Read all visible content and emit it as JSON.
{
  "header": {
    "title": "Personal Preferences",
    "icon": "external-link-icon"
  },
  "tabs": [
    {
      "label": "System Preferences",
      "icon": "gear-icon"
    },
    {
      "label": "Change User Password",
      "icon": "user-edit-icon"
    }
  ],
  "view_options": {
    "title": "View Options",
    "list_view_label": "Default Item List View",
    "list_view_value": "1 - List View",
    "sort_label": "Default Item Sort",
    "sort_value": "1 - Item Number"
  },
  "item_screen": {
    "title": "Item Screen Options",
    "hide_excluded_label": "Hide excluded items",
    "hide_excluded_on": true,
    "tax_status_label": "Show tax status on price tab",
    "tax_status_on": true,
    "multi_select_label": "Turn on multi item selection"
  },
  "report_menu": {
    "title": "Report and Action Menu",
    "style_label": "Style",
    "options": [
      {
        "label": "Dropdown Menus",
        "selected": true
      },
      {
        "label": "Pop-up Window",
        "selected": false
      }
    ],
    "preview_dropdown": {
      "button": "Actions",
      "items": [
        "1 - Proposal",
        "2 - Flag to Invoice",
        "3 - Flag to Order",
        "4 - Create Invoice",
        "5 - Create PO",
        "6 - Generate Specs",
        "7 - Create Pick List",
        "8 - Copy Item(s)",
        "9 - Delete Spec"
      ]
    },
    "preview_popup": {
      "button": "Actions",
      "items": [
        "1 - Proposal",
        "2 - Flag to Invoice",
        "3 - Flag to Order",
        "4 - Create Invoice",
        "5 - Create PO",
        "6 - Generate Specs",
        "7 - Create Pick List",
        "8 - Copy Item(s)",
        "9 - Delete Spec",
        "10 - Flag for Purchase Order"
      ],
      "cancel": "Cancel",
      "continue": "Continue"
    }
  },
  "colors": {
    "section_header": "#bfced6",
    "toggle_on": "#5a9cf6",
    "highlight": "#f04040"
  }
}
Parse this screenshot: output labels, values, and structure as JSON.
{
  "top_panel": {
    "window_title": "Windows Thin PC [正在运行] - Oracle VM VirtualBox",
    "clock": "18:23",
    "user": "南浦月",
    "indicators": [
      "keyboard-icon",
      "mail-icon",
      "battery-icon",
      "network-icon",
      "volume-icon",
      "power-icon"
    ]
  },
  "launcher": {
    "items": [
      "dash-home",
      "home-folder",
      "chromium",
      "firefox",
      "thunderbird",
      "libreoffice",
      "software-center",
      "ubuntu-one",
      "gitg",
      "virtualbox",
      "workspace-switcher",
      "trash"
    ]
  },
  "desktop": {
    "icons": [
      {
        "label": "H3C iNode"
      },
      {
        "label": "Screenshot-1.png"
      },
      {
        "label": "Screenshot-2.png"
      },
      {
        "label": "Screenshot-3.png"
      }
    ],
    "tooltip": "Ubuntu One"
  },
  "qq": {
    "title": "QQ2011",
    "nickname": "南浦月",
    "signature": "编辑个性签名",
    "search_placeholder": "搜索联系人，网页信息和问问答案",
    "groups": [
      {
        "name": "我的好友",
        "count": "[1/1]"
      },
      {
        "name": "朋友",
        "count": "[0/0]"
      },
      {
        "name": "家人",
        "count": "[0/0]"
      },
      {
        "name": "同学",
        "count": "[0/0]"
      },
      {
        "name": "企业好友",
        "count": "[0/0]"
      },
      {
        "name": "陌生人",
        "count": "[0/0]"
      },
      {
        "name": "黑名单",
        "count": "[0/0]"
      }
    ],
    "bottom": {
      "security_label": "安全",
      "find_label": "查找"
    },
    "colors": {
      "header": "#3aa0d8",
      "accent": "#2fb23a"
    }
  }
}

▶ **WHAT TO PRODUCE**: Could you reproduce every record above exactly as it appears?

▶ **FINAL ANSWER**:
Read all visible content and emit it as JSON.
{
  "header": {
    "title": "Personal Preferences",
    "icon": "external-link-icon"
  },
  "tabs": [
    {
      "label": "System Preferences",
      "icon": "gear-icon"
    },
    {
      "label": "Change User Password",
      "icon": "user-edit-icon"
    }
  ],
  "view_options": {
    "title": "View Options",
    "list_view_label": "Default Item List View",
    "list_view_value": "1 - List View",
    "sort_label": "Default Item Sort",
    "sort_value": "1 - Item Number"
  },
  "item_screen": {
    "title": "Item Screen Options",
    "hide_excluded_label": "Hide excluded items",
    "hide_excluded_on": true,
    "tax_status_label": "Show tax status on price tab",
    "tax_status_on": true,
    "multi_select_label": "Turn on multi item selection"
  },
  "report_menu": {
    "title": "Report and Action Menu",
    "style_label": "Style",
    "options": [
      {
        "label": "Dropdown Menus",
        "selected": true
      },
      {
        "label": "Pop-up Window",
        "selected": false
      }
    ],
    "preview_dropdown": {
      "button": "Actions",
      "items": [
        "1 - Proposal",
        "2 - Flag to Invoice",
        "3 - Flag to Order",
        "4 - Create Invoice",
        "5 - Create PO",
        "6 - Generate Specs",
        "7 - Create Pick List",
        "8 - Copy Item(s)",
        "9 - Delete Spec"
      ]
    },
    "preview_popup": {
      "button": "Actions",
      "items": [
        "1 - Proposal",
        "2 - Flag to Invoice",
        "3 - Flag to Order",
        "4 - Create Invoice",
        "5 - Create PO",
        "6 - Generate Specs",
        "7 - Create Pick List",
        "8 - Copy Item(s)",
        "9 - Delete Spec",
        "10 - Flag for Purchase Order"
      ],
      "cancel": "Cancel",
      "continue": "Continue"
    }
  },
  "colors": {
    "section_header": "#bfced6",
    "toggle_on": "#5a9cf6",
    "highlight": "#f04040"
  }
}
Parse this screenshot: output labels, values, and structure as JSON.
{
  "top_panel": {
    "window_title": "Windows Thin PC [正在运行] - Oracle VM VirtualBox",
    "clock": "18:23",
    "user": "南浦月",
    "indicators": [
      "keyboard-icon",
      "mail-icon",
      "battery-icon",
      "network-icon",
      "volume-icon",
      "power-icon"
    ]
  },
  "launcher": {
    "items": [
      "dash-home",
      "home-folder",
      "chromium",
      "firefox",
      "thunderbird",
      "libreoffice",
      "software-center",
      "ubuntu-one",
      "gitg",
      "virtualbox",
      "workspace-switcher",
      "trash"
    ]
  },
  "desktop": {
    "icons": [
      {
        "label": "H3C iNode"
      },
      {
        "label": "Screenshot-1.png"
      },
      {
        "label": "Screenshot-2.png"
      },
      {
        "label": "Screenshot-3.png"
      }
    ],
    "tooltip": "Ubuntu One"
  },
  "qq": {
    "title": "QQ2011",
    "nickname": "南浦月",
    "signature": "编辑个性签名",
    "search_placeholder": "搜索联系人，网页信息和问问答案",
    "groups": [
      {
        "name": "我的好友",
        "count": "[1/1]"
      },
      {
        "name": "朋友",
        "count": "[0/0]"
      },
      {
        "name": "家人",
        "count": "[0/0]"
      },
      {
        "name": "同学",
        "count": "[0/0]"
      },
      {
        "name": "企业好友",
        "count": "[0/0]"
      },
      {
        "name": "陌生人",
        "count": "[0/0]"
      },
      {
        "name": "黑名单",
        "count": "[0/0]"
      }
    ],
    "bottom": {
      "security_label": "安全",
      "find_label": "查找"
    },
    "colors": {
      "header": "#3aa0d8",
      "accent": "#2fb23a"
    }
  }
}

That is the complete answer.